You can make it work with the sora STI shifter you listed, the cheaper alternative is the microshift stuff you can buy on ebay (I'd go with second hand shimano stuff though)

Then you'd need new cables

Of course the easier option is to just get bar ends, you can even get drop bar bar ends

u/MuddieMaeSuggins · 2 pointsr/bicycling

Check the height of your ceilings - we ended up not getting one of those because the only model tall enough was freaky expensive. Instead we got a the two-bike gravity stand. Ours was only $50, but we found the last one at Target on sale - they must have been getting rid of them.

For the ceiling mounted models, I would be less worried about the deposit and more worried about what your ceiling is made of. If you live in an older building, ceiling mounts can be a great way to pull your entire ceiling down. You definitely won't get your deposit back if that happens.

u/bkrassn · 1 pointr/bicycling

I like these shorts they are not that expensive and have lasted well over a year and going strong. My floor pump looks something like this but I can't remember the brand name. As far as tools you likely just need a screw driver and an allen key for the adjustments. There are some youtube videos that explain the process. You will want a work stand. <-- is the one I got.
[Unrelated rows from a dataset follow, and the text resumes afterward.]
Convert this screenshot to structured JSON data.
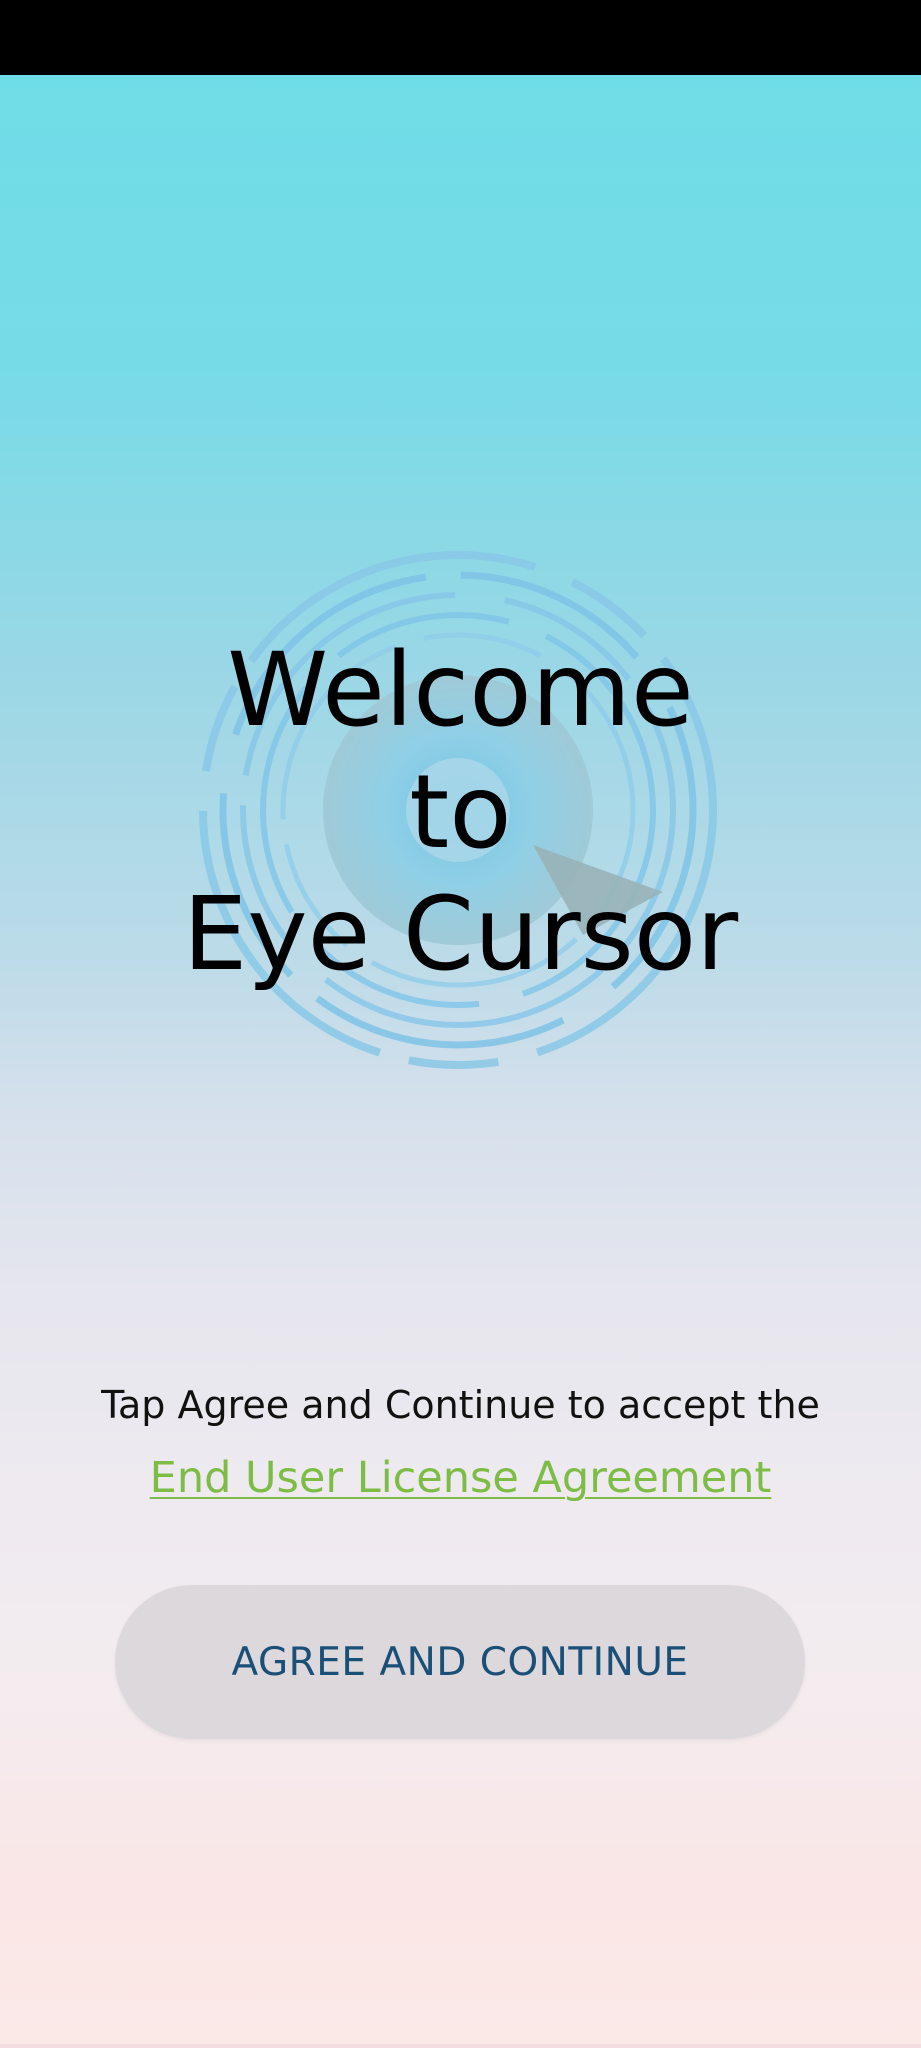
{
  "welcome": {
    "line1": "Welcome",
    "line2": "to",
    "line3": "Eye Cursor"
  },
  "consent": {
    "text": "Tap Agree and Continue to accept the",
    "link_label": "End User License Agreement"
  },
  "agree_button": {
    "label": "AGREE AND CONTINUE"
  },
  "colors": {
    "link": "#7ebd45",
    "button_text": "#1a4f78",
    "button_bg": "#ddd8db"
  },
  "icons": {
    "emblem": "eye-cursor-logo-icon"
  }
}
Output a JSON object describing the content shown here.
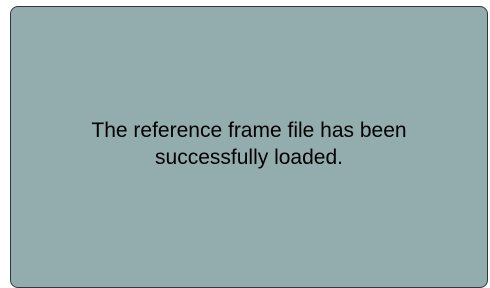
{
  "dialog": {
    "message": "The reference frame file has been successfully loaded."
  },
  "colors": {
    "panel_background": "#93adaf",
    "panel_border": "#2f3a3b",
    "text": "#000000"
  }
}
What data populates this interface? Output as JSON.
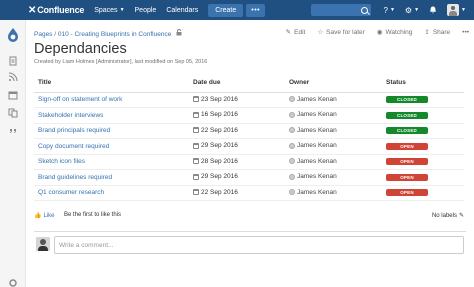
{
  "nav": {
    "logo": "Confluence",
    "spaces": "Spaces",
    "people": "People",
    "calendars": "Calendars",
    "create": "Create",
    "more": "•••",
    "help_icon": "?",
    "settings_icon": "⚙",
    "notif_icon": "🔔"
  },
  "breadcrumb": {
    "items": [
      "Pages",
      "010 - Creating Blueprints in Confluence"
    ],
    "sep": " / "
  },
  "actions": {
    "edit": "Edit",
    "save_for_later": "Save for later",
    "watching": "Watching",
    "share": "Share"
  },
  "page": {
    "title": "Dependancies",
    "byline": "Created by Liam Holmes [Administrator], last modified on Sep 05, 2016"
  },
  "table": {
    "headers": [
      "Title",
      "Date due",
      "Owner",
      "Status"
    ],
    "rows": [
      {
        "title": "Sign-off on statement of work",
        "date": "23 Sep 2016",
        "owner": "James Kenan",
        "status": "CLOSED"
      },
      {
        "title": "Stakeholder interviews",
        "date": "16 Sep 2016",
        "owner": "James Kenan",
        "status": "CLOSED"
      },
      {
        "title": "Brand principals required",
        "date": "22 Sep 2016",
        "owner": "James Kenan",
        "status": "CLOSED"
      },
      {
        "title": "Copy document required",
        "date": "29 Sep 2016",
        "owner": "James Kenan",
        "status": "OPEN"
      },
      {
        "title": "Sketch icon files",
        "date": "28 Sep 2016",
        "owner": "James Kenan",
        "status": "OPEN"
      },
      {
        "title": "Brand guidelines required",
        "date": "29 Sep 2016",
        "owner": "James Kenan",
        "status": "OPEN"
      },
      {
        "title": "Q1 consumer research",
        "date": "22 Sep 2016",
        "owner": "James Kenan",
        "status": "OPEN"
      }
    ]
  },
  "footer": {
    "like": "Like",
    "first_to_like": "Be the first to like this",
    "labels": "No labels",
    "comment_placeholder": "Write a comment..."
  },
  "colors": {
    "nav_bg": "#205081",
    "link": "#3572b0",
    "closed": "#14892c",
    "open": "#d04437"
  }
}
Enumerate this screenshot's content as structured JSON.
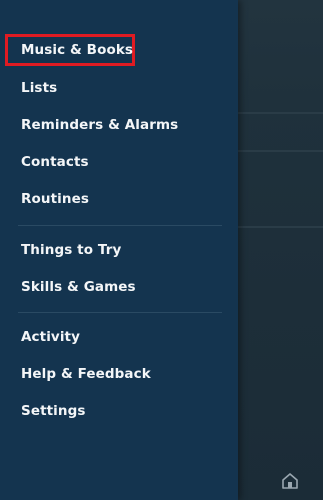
{
  "menu": {
    "group1": [
      {
        "label": "Music & Books"
      },
      {
        "label": "Lists"
      },
      {
        "label": "Reminders & Alarms"
      },
      {
        "label": "Contacts"
      },
      {
        "label": "Routines"
      }
    ],
    "group2": [
      {
        "label": "Things to Try"
      },
      {
        "label": "Skills & Games"
      }
    ],
    "group3": [
      {
        "label": "Activity"
      },
      {
        "label": "Help & Feedback"
      },
      {
        "label": "Settings"
      }
    ]
  },
  "highlight_color": "#e01b22",
  "drawer_color": "#14344f",
  "icons": {
    "bottom_right": "home-icon"
  }
}
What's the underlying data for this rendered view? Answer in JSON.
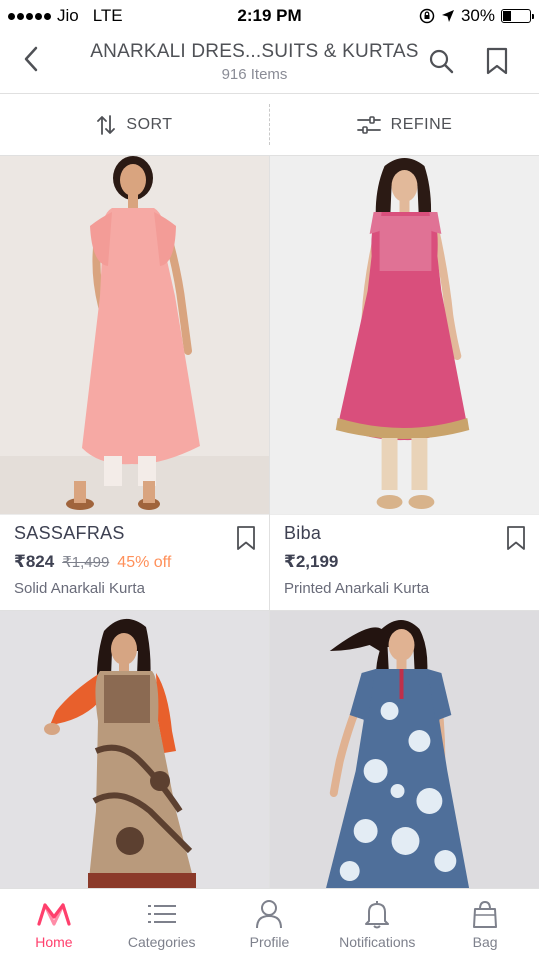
{
  "status_bar": {
    "carrier": "Jio",
    "network": "LTE",
    "time": "2:19 PM",
    "battery": "30%",
    "battery_level": 0.3
  },
  "header": {
    "title": "ANARKALI DRES...SUITS & KURTAS",
    "subtitle": "916 Items"
  },
  "actions": {
    "sort_label": "SORT",
    "refine_label": "REFINE"
  },
  "products": [
    {
      "brand": "SASSAFRAS",
      "price": "₹824",
      "mrp": "₹1,499",
      "discount": "45% off",
      "name": "Solid Anarkali Kurta",
      "dress_color": "#f6a9a4",
      "bg_color": "#ece7e3"
    },
    {
      "brand": "Biba",
      "price": "₹2,199",
      "mrp": "",
      "discount": "",
      "name": "Printed Anarkali Kurta",
      "dress_color": "#d94f7c",
      "bg_color": "#efefef"
    },
    {
      "brand": "",
      "price": "",
      "name": "",
      "dress_color": "#b99a7c",
      "bg_color": "#e2e1e4"
    },
    {
      "brand": "",
      "price": "",
      "name": "",
      "dress_color": "#4f6f9a",
      "bg_color": "#dddcdf"
    }
  ],
  "nav": {
    "home": "Home",
    "categories": "Categories",
    "profile": "Profile",
    "notifications": "Notifications",
    "bag": "Bag"
  },
  "colors": {
    "accent": "#ff3f6c",
    "discount": "#ff905a",
    "text": "#3e4152"
  }
}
It is a little bouncy but it works and it was under $100 so I'm happy with it. You may want to throw in a pedal wrench while your at it.

u/imjusthereforab · 3 pointsr/bicycling

It's worth noting here that all kryptonite locks are not made equal. this $75 mini is going to be far more secure.

u/coffeecache · 1 pointr/bicycling

As a college student at an extremely bicycle friendly university, this is the U-lock that I use.